Transaction laundering moves to mobile: Banks need to watch out
By Ron Teicher, CEO, EverCompliant
Mobile is the future. Everybody knows that. And, there are more people than ever doing their online shopping via mobile devices. In 2015, 17 percent of all retail sales were via mobile smart devices, 53 percent more than the year before, and that number seems to be heading in a positive direction.
And as e-commerce goes, so goes electronic crime. The increased opportunities for legitimate sellers, thanks to the many methods of reaching and selling to customers – via apps, text messages, even chat apps – also provide more opportunities for cybercriminals intent on corrupting the system for their own benefit.
One scam that is enjoying a golden era thanks to the many possibilities offered by mobile is transaction laundering, in which cybercriminals hijack the legitimate payment process to sell all manner of illicit goods and services online. The plethora of payment options and methods on mobile make it easy for peddlers of porn, drugs, even weapons, to hide in plain sight – using legitimate-looking fronts to process transactions for illegal goods and services – with less fear than ever that they will get caught.
Unfortunately for banks and payment platforms that unknowingly process these transactions, the law is likely to hold them responsible for the illegal activity they should have caught being processed through their system. To protect themselves, banks, PSPs (payment service providers), acquirers, and other financial service organizations need to figure out ways to detect and disable illegal transaction laundering before the Justice Department, the FBI, or Interpol detect it for them.
The numbers are mind-boggling. Studies indicate that banks may be processing as many as 10 percent of additional unauthorized e-commerce sites without their consent or awareness; and it’s possible these sites are actually fronts for the sale of illicit goods and services.
A legitimate-looking web site that sells flowers, for example, may actually be a front used to process payments from other sites that sell completely different merchandise, often illegal in nature. Payment is made by credit card, Paypal, etc., and appears on credit card statements – and the card issuer's records – as a legitimate-looking transaction from the online flower shop. That shop's website can now also provide a mobile app that can process payments from illicit sources coming from other mobile apps or other websites.

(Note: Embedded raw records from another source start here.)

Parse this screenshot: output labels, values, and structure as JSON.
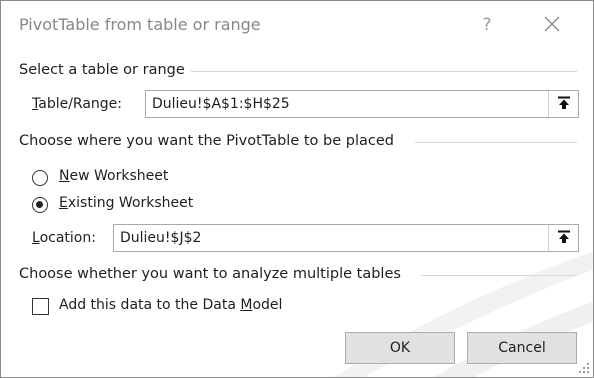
{
  "dialog": {
    "title": "PivotTable from table or range",
    "help_glyph": "?",
    "close_icon": "close-icon"
  },
  "source": {
    "section_label": "Select a table or range",
    "table_range_label_pre": "",
    "table_range_label_ul": "T",
    "table_range_label_post": "able/Range:",
    "table_range_value": "Dulieu!$A$1:$H$25",
    "collapse_icon": "collapse-dialog-icon"
  },
  "placement": {
    "section_label": "Choose where you want the PivotTable to be placed",
    "new_ws_ul": "N",
    "new_ws_rest": "ew Worksheet",
    "new_ws_selected": false,
    "existing_ws_ul": "E",
    "existing_ws_rest": "xisting Worksheet",
    "existing_ws_selected": true,
    "location_label_ul": "L",
    "location_label_rest": "ocation:",
    "location_value": "Dulieu!$J$2"
  },
  "multiple": {
    "section_label": "Choose whether you want to analyze multiple tables",
    "data_model_pre": "Add this data to the Data ",
    "data_model_ul": "M",
    "data_model_post": "odel",
    "data_model_checked": false
  },
  "buttons": {
    "ok": "OK",
    "cancel": "Cancel"
  },
  "colors": {
    "title_text": "#888888",
    "button_face": "#e1e1e1",
    "border": "#a9a9a9"
  }
}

The iOS App Store holds more than one and a half million apps, and over 2 million in Google Play, including thousands of shopping apps that bring the online commerce experience from sites like Amazon, Zappos, Walgreens, and many others to mobile. But there are many other lesser known markets for downloading mobile apps. Many of these apps can offer in-app purchases or link to mobile-web payment pages.
While Apple and Google could be presumed to check out the merchant apps offered on their sites, there are other sources where users pick up rogue apps creating a huge rogue marketplace. Users of Android, Windows phones, Blackberry, and other devices can install any platform-compatible app, and these are not vetted by anyone. No one knows how many of these unknown apps there are, and whether they are being used for illegal activities.
Even ostensibly legitimate App Store and Google Play apps pose a major risk. Hundreds of thousands of apps of all kinds - games, information and news, entertainment, etc. - offer in-app purchase possibilities to enhance user experience. What’s to stop a rogue internet merchant from using a gaming app, for example, to link to a site selling illicit items via an in-app purchase link?
Things could get even more grim in the future as merchants begin using chat bots to reach customers. Chat bots operate within chat apps like Messenger and WhatsApp, using artificial intelligence to communicate with members of the group with the objective being to drive e-commerce sales. For cyber-crooks, chat offers an unprecedented opportunity: find the right group of disillusioned teens, for example, and a drug dealer can have a field day selling goods online to an amenable audience.
What to do?
Mobile has upended e-commerce in a very short period of time, but it hasn't changed the law; banks and credit card issuers who are involved (even without their knowledge) in illegal transactions can find themselves in deep trouble legally and from a reputation point of view. Without the data, they are sitting ducks, and once they get it, they need to effectively use it to figure out where the cybercrooks are and fast.
The current threats from transaction laundering require a fundamental change in how the industry goes about vetting and monitoring online merchants and mobile apps. This requires the use of advanced cyber intelligence techniques that allow the detection and monitoring of the elaborate online networks that have until now been invisible to MSPs.
Additionally, it is critical to enable ongoing monitoring of the merchant portfolio. The bad guys know how to circumvent the system and compromise it by making sure they look 100 percent legitimate. All of the questionable mobile apps that exist appear weeks and months after the front shop has planted roots within the payment system. Only later does transaction laundering start being introduced through newly marketed mobile apps.